*What to work on:* Copy each entry exactly, leaving nothing out.

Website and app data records
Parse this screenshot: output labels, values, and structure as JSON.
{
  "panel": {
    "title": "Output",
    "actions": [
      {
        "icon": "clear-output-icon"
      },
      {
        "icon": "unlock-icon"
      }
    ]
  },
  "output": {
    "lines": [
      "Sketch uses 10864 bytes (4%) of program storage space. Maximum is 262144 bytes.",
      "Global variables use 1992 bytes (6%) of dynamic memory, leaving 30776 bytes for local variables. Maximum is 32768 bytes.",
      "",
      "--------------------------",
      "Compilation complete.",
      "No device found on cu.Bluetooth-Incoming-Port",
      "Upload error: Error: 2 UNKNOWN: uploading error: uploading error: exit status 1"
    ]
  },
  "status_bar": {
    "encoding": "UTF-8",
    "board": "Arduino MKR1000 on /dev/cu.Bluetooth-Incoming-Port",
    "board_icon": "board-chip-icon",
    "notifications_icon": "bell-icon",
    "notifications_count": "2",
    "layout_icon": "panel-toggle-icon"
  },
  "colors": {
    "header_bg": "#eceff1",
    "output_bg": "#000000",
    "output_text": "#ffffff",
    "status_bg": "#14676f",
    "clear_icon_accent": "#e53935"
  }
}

*Task answer:*
Parse this screenshot: output labels, values, and structure as JSON.
{
  "panel": {
    "title": "Output",
    "actions": [
      {
        "icon": "clear-output-icon"
      },
      {
        "icon": "unlock-icon"
      }
    ]
  },
  "output": {
    "lines": [
      "Sketch uses 10864 bytes (4%) of program storage space. Maximum is 262144 bytes.",
      "Global variables use 1992 bytes (6%) of dynamic memory, leaving 30776 bytes for local variables. Maximum is 32768 bytes.",
      "",
      "--------------------------",
      "Compilation complete.",
      "No device found on cu.Bluetooth-Incoming-Port",
      "Upload error: Error: 2 UNKNOWN: uploading error: uploading error: exit status 1"
    ]
  },
  "status_bar": {
    "encoding": "UTF-8",
    "board": "Arduino MKR1000 on /dev/cu.Bluetooth-Incoming-Port",
    "board_icon": "board-chip-icon",
    "notifications_icon": "bell-icon",
    "notifications_count": "2",
    "layout_icon": "panel-toggle-icon"
  },
  "colors": {
    "header_bg": "#eceff1",
    "output_bg": "#000000",
    "output_text": "#ffffff",
    "status_bg": "#14676f",
    "clear_icon_accent": "#e53935"
  }
}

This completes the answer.